Put quite simply, perfume is a smell! What type of smell and how it is produced and marketed is perhaps of greater significance. The way in which perfumes and fragrances are made up can have an effect on the marketability and acceptance by the consumer. It is big business and not merely a matter of mixing a drop of water with some crushed flowers, it is a real mixture of science and art. Firstly one has to consider what type of perfumes and fragrances are to be produced. Parfum (or Perfume depending on where you are in the world), is the most concentrated form typically containing 22% essential oils (that is the active ingredient giving the smell). Eau de Parfum (or EDP) contains between 15 and 22% essential oils whilst Eau de Toilette (or EDT) contains 8 to 15%. Eau de Cologne (EDC) although popular due to its relative cost has just 4% and a further dilution is Eau Fraiche which contains a subtle hint of fragrance at 1 to 3% essential oils. These essential oils for perfumes and fragrances are usually extracted from flowers or other aromatic parts of a plant. It takes a lot of raw material to make a small amount of the concentrated oil. Next one has to consider exactly what carrier liquids are to be used which is no easy task.
The carrier either has to compliment the essential oils or has to be totally inert and not have any scent at all. Most perfumes and fragrances are mixed with between 75 and 95% of specially denatured ethyl alcohol with the remainder made up of a single or, more usually in modern products, a mixture of essential oils. However, other types of carrier can be used, such as inert oils and water (although this is now relatively uncommon). The exact mix of essential oils to bring about a unique smell is carefully controlled in laboratories using very modern scientific methods. However, whatever perfumes and fragrances are eventually produced using all the most modern scientific analysis available it must pass a further test. The people who are employed as the testers of the smell (or smellers can you imagine writing that on your CV!!) must pass the scent before any sort of production can take place. The next hurdle is consumer testing. This is possibly the most intense part of the whole process because who is to say that your sense of smell is any better than another persons? Your likes and dislikes and personal preferences with smell play a part and if unsuccessful at this stage then the perfumes and fragrances will not get to market.

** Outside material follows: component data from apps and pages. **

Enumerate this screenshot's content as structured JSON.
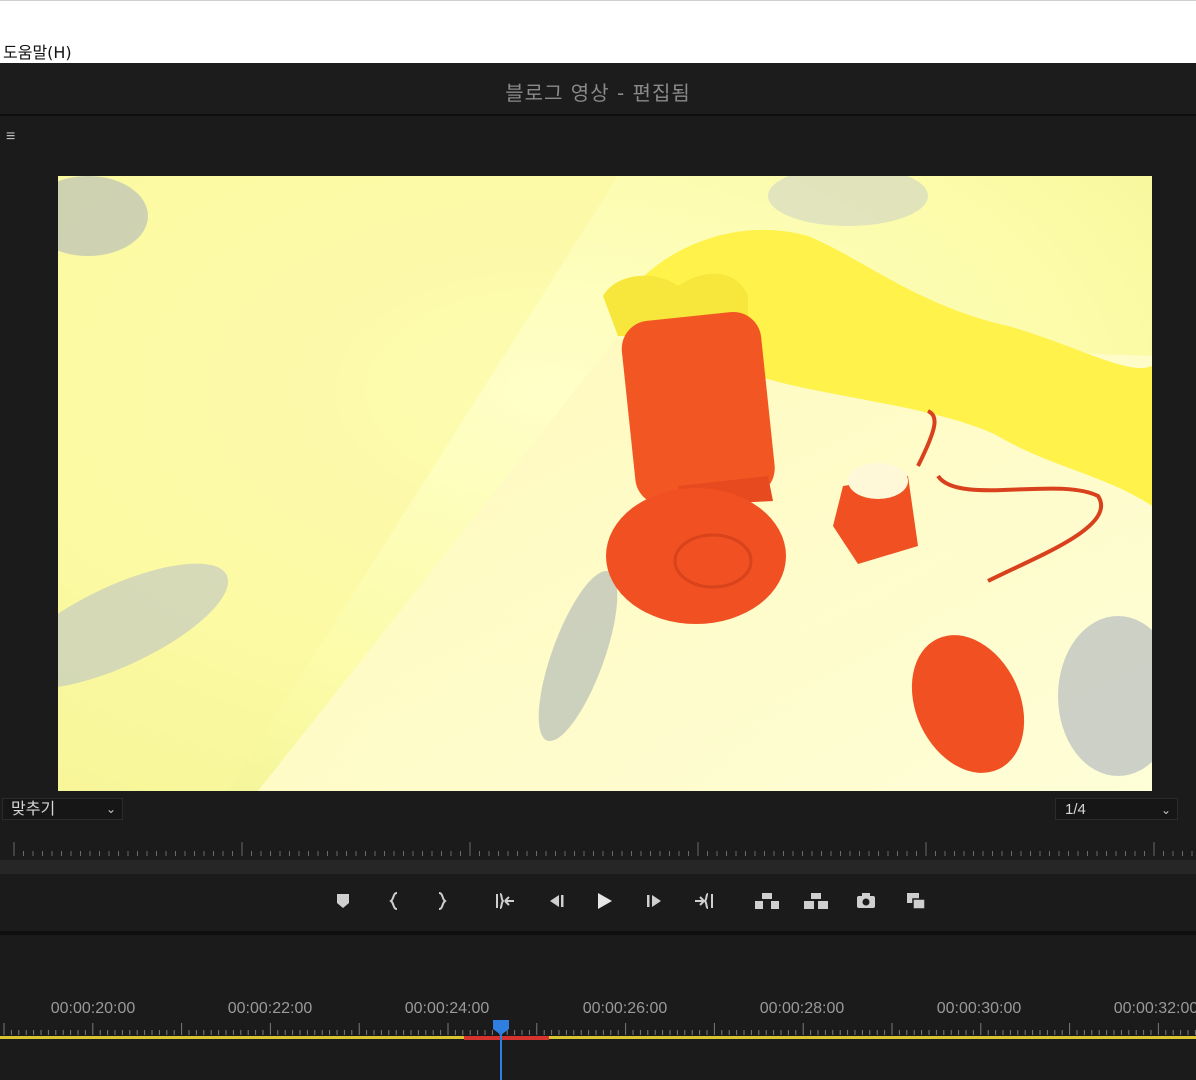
{
  "menu": {
    "help": "도움말(H)"
  },
  "program_monitor": {
    "title": "블로그 영상 - 편집됨",
    "panel_menu_icon": "hamburger-icon",
    "fit_label": "맞추기",
    "resolution_label": "1/4"
  },
  "transport": {
    "buttons": [
      "add-marker-icon",
      "mark-in-icon",
      "mark-out-icon",
      "go-to-in-icon",
      "step-back-icon",
      "play-icon",
      "step-forward-icon",
      "go-to-out-icon",
      "lift-icon",
      "extract-icon",
      "export-frame-icon",
      "comparison-view-icon"
    ]
  },
  "timeline": {
    "timecodes": [
      "00:00:20:00",
      "00:00:22:00",
      "00:00:24:00",
      "00:00:26:00",
      "00:00:28:00",
      "00:00:30:00",
      "00:00:32:00"
    ]
  },
  "colors": {
    "accent_blue": "#2e7fe0",
    "work_area": "#d7c631",
    "in_out": "#d6332e"
  }
}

The company then has to decide the best way in which to bring the perfumes and fragrances to the market. Advertising strategies, packaging, bottle shapes, price range, demographics and a whole host of other considerations have to be borne in mind before you and I eventually get the product to our noses. So that smell, whether lingering heaven or quick spent hell, whether outrageously expensive or cheap as chips, comes down to one thing personal preference. Whether it is considered an award winning part of the perfumes and fragrances market or a mere smell is down to you.